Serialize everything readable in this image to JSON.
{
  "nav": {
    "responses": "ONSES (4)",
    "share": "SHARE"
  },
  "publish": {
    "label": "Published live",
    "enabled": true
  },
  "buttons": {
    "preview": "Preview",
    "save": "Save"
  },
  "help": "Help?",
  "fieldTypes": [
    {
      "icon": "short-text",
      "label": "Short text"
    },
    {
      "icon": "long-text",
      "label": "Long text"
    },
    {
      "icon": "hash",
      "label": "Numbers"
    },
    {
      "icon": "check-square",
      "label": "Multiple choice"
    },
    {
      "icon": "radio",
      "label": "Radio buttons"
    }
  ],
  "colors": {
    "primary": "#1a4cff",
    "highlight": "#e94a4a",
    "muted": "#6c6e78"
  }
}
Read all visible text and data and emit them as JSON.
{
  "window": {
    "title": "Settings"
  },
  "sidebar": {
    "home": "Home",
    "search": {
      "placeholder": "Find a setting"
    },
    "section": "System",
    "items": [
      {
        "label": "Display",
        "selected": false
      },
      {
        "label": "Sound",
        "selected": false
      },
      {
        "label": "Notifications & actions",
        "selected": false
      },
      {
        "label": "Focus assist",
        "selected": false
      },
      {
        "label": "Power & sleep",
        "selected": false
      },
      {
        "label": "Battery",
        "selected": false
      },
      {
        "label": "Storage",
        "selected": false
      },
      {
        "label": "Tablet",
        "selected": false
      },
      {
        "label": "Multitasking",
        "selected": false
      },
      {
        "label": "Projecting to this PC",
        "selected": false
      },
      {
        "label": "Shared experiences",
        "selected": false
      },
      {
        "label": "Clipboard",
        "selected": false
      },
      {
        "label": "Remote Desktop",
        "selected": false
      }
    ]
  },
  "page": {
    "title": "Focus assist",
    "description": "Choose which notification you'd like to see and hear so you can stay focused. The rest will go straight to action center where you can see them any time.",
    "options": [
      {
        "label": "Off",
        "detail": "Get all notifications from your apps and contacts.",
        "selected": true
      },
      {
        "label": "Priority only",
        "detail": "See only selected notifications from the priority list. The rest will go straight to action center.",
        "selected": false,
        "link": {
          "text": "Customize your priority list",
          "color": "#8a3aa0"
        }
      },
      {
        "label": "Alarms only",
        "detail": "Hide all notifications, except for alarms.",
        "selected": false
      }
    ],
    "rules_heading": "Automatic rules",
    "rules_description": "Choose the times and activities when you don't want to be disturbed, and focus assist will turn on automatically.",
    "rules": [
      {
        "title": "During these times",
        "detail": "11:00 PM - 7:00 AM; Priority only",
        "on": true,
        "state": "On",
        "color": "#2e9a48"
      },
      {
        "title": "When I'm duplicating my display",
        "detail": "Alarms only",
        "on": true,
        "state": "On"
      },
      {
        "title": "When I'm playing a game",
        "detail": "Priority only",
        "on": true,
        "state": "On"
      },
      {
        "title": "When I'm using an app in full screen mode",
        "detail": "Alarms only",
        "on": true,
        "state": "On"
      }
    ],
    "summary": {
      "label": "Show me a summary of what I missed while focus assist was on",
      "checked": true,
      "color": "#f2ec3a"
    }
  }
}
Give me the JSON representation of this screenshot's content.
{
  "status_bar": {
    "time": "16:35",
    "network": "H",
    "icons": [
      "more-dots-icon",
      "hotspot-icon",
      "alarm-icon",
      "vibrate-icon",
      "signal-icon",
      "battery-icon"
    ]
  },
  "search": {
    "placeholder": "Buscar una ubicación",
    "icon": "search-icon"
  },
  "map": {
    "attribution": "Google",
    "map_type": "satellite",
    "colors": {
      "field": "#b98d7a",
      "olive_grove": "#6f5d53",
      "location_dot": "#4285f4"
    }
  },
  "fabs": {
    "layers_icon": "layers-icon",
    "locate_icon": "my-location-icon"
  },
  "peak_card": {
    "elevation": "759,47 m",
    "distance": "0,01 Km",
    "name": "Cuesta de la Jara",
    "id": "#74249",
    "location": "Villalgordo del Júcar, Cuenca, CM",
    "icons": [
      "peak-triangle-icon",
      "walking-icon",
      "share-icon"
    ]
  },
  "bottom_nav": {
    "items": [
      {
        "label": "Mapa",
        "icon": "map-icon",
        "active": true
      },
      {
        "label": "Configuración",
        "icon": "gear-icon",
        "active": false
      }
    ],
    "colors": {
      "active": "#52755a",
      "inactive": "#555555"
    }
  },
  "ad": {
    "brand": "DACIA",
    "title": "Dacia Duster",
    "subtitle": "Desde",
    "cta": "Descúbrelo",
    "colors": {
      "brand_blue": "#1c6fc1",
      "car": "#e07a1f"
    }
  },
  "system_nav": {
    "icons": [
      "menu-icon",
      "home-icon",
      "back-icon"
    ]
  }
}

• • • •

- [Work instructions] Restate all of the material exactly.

- [Exercise solution]
Serialize everything readable in this image to JSON.
{
  "nav": {
    "responses": "ONSES (4)",
    "share": "SHARE"
  },
  "publish": {
    "label": "Published live",
    "enabled": true
  },
  "buttons": {
    "preview": "Preview",
    "save": "Save"
  },
  "help": "Help?",
  "fieldTypes": [
    {
      "icon": "short-text",
      "label": "Short text"
    },
    {
      "icon": "long-text",
      "label": "Long text"
    },
    {
      "icon": "hash",
      "label": "Numbers"
    },
    {
      "icon": "check-square",
      "label": "Multiple choice"
    },
    {
      "icon": "radio",
      "label": "Radio buttons"
    }
  ],
  "colors": {
    "primary": "#1a4cff",
    "highlight": "#e94a4a",
    "muted": "#6c6e78"
  }
}
Read all visible text and data and emit them as JSON.
{
  "window": {
    "title": "Settings"
  },
  "sidebar": {
    "home": "Home",
    "search": {
      "placeholder": "Find a setting"
    },
    "section": "System",
    "items": [
      {
        "label": "Display",
        "selected": false
      },
      {
        "label": "Sound",
        "selected": false
      },
      {
        "label": "Notifications & actions",
        "selected": false
      },
      {
        "label": "Focus assist",
        "selected": false
      },
      {
        "label": "Power & sleep",
        "selected": false
      },
      {
        "label": "Battery",
        "selected": false
      },
      {
        "label": "Storage",
        "selected": false
      },
      {
        "label": "Tablet",
        "selected": false
      },
      {
        "label": "Multitasking",
        "selected": false
      },
      {
        "label": "Projecting to this PC",
        "selected": false
      },
      {
        "label": "Shared experiences",
        "selected": false
      },
      {
        "label": "Clipboard",
        "selected": false
      },
      {
        "label": "Remote Desktop",
        "selected": false
      }
    ]
  },
  "page": {
    "title": "Focus assist",
    "description": "Choose which notification you'd like to see and hear so you can stay focused. The rest will go straight to action center where you can see them any time.",
    "options": [
      {
        "label": "Off",
        "detail": "Get all notifications from your apps and contacts.",
        "selected": true
      },
      {
        "label": "Priority only",
        "detail": "See only selected notifications from the priority list. The rest will go straight to action center.",
        "selected": false,
        "link": {
          "text": "Customize your priority list",
          "color": "#8a3aa0"
        }
      },
      {
        "label": "Alarms only",
        "detail": "Hide all notifications, except for alarms.",
        "selected": false
      }
    ],
    "rules_heading": "Automatic rules",
    "rules_description": "Choose the times and activities when you don't want to be disturbed, and focus assist will turn on automatically.",
    "rules": [
      {
        "title": "During these times",
        "detail": "11:00 PM - 7:00 AM; Priority only",
        "on": true,
        "state": "On",
        "color": "#2e9a48"
      },
      {
        "title": "When I'm duplicating my display",
        "detail": "Alarms only",
        "on": true,
        "state": "On"
      },
      {
        "title": "When I'm playing a game",
        "detail": "Priority only",
        "on": true,
        "state": "On"
      },
      {
        "title": "When I'm using an app in full screen mode",
        "detail": "Alarms only",
        "on": true,
        "state": "On"
      }
    ],
    "summary": {
      "label": "Show me a summary of what I missed while focus assist was on",
      "checked": true,
      "color": "#f2ec3a"
    }
  }
}
Give me the JSON representation of this screenshot's content.
{
  "status_bar": {
    "time": "16:35",
    "network": "H",
    "icons": [
      "more-dots-icon",
      "hotspot-icon",
      "alarm-icon",
      "vibrate-icon",
      "signal-icon",
      "battery-icon"
    ]
  },
  "search": {
    "placeholder": "Buscar una ubicación",
    "icon": "search-icon"
  },
  "map": {
    "attribution": "Google",
    "map_type": "satellite",
    "colors": {
      "field": "#b98d7a",
      "olive_grove": "#6f5d53",
      "location_dot": "#4285f4"
    }
  },
  "fabs": {
    "layers_icon": "layers-icon",
    "locate_icon": "my-location-icon"
  },
  "peak_card": {
    "elevation": "759,47 m",
    "distance": "0,01 Km",
    "name": "Cuesta de la Jara",
    "id": "#74249",
    "location": "Villalgordo del Júcar, Cuenca, CM",
    "icons": [
      "peak-triangle-icon",
      "walking-icon",
      "share-icon"
    ]
  },
  "bottom_nav": {
    "items": [
      {
        "label": "Mapa",
        "icon": "map-icon",
        "active": true
      },
      {
        "label": "Configuración",
        "icon": "gear-icon",
        "active": false
      }
    ],
    "colors": {
      "active": "#52755a",
      "inactive": "#555555"
    }
  },
  "ad": {
    "brand": "DACIA",
    "title": "Dacia Duster",
    "subtitle": "Desde",
    "cta": "Descúbrelo",
    "colors": {
      "brand_blue": "#1c6fc1",
      "car": "#e07a1f"
    }
  },
  "system_nav": {
    "icons": [
      "menu-icon",
      "home-icon",
      "back-icon"
    ]
  }
}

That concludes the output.